→ Task requirements
Look over the entries and say how many lines include the word "auto". Only the number, please.

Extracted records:
-.-.-
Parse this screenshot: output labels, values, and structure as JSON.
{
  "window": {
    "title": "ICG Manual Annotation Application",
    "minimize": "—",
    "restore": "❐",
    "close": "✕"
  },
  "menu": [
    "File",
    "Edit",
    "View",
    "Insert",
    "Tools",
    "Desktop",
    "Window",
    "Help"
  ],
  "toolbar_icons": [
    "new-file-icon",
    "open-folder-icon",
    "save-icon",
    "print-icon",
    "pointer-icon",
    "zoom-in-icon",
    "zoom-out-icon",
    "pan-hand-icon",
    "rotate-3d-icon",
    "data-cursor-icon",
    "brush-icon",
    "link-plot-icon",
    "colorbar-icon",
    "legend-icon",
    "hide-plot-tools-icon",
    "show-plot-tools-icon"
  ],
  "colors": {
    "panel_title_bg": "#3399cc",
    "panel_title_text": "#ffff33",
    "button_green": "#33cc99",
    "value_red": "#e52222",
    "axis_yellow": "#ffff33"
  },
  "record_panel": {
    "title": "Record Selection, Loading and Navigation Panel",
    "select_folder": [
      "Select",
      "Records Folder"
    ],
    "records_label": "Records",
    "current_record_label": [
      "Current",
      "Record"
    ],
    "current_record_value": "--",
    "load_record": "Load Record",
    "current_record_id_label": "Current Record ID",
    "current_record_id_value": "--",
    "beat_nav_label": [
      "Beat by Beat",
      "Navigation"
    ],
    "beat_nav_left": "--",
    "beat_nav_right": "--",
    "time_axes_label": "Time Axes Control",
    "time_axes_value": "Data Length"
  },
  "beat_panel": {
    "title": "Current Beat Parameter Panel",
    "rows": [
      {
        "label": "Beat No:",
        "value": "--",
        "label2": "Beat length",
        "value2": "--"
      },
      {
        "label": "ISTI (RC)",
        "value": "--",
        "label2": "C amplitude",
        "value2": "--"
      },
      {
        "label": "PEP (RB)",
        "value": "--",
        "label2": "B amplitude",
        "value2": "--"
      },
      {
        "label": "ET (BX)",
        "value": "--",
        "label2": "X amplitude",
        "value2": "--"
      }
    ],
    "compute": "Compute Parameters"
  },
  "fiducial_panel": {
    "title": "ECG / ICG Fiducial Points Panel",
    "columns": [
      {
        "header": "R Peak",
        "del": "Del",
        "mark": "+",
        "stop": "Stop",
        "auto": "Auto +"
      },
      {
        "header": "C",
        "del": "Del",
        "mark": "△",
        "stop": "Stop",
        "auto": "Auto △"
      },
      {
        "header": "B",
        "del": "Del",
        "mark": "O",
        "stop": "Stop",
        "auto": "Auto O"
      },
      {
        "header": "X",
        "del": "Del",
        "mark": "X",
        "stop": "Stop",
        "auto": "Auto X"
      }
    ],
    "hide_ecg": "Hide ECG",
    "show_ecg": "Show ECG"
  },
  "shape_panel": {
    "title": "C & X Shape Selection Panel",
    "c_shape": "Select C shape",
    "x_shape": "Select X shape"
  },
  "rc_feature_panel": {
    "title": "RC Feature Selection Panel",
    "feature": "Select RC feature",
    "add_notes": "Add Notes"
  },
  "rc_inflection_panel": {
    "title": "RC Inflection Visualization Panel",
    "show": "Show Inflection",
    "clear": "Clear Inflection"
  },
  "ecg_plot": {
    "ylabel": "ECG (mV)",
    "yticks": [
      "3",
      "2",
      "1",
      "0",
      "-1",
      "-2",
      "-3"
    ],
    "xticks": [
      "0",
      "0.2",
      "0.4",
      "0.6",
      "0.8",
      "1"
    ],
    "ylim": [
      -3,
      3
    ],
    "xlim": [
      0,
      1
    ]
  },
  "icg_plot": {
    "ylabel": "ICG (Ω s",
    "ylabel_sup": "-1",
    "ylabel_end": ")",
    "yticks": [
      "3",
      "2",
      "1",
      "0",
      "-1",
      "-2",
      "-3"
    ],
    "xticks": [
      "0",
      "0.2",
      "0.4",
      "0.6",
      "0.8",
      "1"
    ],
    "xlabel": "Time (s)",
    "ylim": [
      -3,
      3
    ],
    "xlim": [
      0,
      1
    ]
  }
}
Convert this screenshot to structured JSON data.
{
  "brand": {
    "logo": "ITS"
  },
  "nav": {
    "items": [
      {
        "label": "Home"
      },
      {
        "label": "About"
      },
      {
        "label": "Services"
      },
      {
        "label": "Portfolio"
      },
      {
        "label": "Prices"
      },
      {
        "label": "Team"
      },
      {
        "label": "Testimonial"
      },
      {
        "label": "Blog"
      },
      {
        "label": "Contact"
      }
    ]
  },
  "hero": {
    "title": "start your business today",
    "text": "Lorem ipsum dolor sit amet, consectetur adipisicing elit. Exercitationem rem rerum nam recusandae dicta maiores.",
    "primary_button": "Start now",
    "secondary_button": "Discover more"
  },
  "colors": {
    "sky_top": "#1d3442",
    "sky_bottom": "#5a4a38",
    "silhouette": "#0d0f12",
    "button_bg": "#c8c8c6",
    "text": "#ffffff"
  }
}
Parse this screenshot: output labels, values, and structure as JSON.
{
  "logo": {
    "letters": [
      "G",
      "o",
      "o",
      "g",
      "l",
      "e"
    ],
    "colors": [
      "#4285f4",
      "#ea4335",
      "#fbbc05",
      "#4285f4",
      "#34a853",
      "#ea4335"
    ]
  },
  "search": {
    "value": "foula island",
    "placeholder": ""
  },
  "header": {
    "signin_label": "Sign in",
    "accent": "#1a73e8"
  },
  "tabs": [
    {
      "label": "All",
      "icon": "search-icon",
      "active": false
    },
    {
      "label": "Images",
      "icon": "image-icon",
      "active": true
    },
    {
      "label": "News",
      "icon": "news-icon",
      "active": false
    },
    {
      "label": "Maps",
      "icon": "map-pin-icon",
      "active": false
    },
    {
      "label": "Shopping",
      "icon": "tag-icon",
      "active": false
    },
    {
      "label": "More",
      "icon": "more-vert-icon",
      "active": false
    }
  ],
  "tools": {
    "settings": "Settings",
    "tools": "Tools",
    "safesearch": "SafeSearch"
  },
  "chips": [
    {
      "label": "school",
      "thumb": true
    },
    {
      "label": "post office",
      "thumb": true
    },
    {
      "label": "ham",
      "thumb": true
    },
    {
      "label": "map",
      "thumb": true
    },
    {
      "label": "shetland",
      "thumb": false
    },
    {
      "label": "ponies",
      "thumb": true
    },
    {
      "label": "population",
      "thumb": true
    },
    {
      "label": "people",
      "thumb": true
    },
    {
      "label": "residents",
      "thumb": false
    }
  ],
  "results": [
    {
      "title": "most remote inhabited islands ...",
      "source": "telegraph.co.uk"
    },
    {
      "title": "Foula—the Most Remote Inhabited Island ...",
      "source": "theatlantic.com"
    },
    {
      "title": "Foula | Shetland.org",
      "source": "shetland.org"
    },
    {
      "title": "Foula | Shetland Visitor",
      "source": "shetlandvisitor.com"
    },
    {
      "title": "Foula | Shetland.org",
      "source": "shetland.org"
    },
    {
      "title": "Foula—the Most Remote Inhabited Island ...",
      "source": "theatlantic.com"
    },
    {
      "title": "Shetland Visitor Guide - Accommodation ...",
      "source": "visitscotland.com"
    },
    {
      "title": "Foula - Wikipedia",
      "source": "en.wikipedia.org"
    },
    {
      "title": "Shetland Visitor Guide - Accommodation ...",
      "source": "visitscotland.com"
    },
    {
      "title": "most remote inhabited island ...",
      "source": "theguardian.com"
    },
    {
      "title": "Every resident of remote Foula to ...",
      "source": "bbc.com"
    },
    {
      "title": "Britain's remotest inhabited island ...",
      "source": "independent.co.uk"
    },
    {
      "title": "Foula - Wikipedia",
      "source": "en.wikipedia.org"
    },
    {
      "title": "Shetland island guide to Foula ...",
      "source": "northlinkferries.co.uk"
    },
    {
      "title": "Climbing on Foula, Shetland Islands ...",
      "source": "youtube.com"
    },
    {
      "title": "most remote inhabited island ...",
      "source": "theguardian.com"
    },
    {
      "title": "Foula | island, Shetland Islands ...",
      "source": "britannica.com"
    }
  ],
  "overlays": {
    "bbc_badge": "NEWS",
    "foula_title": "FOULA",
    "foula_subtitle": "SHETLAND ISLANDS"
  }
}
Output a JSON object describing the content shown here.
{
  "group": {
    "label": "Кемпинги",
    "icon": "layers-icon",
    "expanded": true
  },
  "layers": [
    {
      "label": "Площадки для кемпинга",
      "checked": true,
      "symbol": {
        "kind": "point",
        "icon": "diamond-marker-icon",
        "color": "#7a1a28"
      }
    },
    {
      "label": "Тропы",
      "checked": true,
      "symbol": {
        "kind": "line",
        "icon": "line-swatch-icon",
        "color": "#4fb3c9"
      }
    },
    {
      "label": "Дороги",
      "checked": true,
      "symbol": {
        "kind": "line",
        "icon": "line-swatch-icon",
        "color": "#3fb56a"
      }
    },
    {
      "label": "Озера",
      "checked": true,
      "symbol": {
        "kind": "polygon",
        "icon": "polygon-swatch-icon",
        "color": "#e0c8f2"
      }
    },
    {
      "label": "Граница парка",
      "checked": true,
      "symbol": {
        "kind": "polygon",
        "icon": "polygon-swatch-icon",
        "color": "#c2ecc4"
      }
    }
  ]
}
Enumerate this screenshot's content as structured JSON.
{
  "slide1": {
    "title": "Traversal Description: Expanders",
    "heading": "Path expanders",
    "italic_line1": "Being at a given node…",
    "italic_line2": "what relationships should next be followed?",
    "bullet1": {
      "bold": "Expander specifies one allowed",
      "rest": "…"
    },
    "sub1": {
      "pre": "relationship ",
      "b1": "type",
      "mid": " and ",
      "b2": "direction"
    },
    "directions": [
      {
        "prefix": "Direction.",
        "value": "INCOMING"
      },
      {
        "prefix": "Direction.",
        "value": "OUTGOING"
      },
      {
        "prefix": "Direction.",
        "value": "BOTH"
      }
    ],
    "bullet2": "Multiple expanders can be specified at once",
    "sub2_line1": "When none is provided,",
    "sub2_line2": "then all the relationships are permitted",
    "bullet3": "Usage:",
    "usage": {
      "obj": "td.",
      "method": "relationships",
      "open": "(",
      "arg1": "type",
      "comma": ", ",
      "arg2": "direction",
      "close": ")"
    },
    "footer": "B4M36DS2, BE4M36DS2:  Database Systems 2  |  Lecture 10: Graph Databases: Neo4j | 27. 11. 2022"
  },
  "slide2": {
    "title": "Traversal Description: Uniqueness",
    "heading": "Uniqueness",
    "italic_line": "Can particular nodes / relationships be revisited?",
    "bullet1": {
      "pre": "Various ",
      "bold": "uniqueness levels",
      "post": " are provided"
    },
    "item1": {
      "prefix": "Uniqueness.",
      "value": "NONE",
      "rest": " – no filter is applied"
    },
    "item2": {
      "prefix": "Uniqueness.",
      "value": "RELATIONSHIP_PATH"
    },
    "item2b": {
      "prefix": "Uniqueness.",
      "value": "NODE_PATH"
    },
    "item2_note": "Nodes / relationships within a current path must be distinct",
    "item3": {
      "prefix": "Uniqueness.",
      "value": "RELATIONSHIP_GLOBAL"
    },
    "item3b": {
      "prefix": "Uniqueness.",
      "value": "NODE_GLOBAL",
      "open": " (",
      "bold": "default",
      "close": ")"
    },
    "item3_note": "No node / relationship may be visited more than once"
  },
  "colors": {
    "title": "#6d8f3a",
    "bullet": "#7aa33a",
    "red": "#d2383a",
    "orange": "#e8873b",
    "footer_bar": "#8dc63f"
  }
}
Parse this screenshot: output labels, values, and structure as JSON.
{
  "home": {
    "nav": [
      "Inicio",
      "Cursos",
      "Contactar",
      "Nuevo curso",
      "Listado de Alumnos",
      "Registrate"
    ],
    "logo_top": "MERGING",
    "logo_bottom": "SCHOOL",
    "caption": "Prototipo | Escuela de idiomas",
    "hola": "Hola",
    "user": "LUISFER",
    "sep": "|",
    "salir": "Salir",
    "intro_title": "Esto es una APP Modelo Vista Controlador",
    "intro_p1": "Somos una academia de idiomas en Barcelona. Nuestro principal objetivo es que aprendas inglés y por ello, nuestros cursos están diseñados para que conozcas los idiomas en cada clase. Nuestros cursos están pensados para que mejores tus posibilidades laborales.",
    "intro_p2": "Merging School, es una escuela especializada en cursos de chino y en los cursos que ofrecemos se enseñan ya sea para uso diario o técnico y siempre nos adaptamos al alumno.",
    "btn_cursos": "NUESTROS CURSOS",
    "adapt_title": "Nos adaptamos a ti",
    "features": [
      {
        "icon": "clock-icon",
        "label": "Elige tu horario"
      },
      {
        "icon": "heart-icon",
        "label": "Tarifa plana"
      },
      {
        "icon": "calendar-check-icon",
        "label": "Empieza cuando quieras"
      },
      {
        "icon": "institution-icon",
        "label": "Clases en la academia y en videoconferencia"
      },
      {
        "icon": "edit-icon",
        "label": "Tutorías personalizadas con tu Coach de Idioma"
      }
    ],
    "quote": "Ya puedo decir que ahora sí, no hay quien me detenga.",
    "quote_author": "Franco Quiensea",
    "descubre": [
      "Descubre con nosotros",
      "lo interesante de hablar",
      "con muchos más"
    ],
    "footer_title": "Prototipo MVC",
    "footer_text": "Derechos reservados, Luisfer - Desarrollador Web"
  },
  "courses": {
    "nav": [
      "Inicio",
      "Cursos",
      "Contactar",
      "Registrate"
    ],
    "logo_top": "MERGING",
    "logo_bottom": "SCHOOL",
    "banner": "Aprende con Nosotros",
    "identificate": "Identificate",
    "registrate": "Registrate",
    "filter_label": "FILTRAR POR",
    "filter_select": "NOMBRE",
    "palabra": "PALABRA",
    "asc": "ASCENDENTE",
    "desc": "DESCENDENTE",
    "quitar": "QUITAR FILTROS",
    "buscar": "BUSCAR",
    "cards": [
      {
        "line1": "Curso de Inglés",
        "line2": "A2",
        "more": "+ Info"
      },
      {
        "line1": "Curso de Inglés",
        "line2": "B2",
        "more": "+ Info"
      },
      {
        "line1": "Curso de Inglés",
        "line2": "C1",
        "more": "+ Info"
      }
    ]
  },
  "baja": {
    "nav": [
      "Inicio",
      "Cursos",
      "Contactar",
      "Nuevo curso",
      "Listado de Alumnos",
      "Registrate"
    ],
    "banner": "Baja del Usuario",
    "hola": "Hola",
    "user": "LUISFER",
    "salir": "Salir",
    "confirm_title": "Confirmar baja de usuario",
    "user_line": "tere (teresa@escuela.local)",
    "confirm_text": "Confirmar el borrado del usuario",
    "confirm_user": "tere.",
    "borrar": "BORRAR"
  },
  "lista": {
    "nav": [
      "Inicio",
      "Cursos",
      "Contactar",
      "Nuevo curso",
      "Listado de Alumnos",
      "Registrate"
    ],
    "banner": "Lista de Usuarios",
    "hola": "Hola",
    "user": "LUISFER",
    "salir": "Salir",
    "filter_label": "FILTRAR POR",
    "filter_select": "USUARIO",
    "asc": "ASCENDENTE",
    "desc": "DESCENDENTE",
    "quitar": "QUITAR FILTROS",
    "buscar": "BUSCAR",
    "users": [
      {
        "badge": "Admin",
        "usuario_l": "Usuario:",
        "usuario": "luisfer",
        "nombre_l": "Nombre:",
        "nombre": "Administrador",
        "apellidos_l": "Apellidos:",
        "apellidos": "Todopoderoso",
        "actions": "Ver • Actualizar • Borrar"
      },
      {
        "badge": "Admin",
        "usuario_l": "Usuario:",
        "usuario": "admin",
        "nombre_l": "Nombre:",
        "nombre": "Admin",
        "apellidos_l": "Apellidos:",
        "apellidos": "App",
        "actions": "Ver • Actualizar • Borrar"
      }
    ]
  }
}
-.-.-
→ Expected answer
4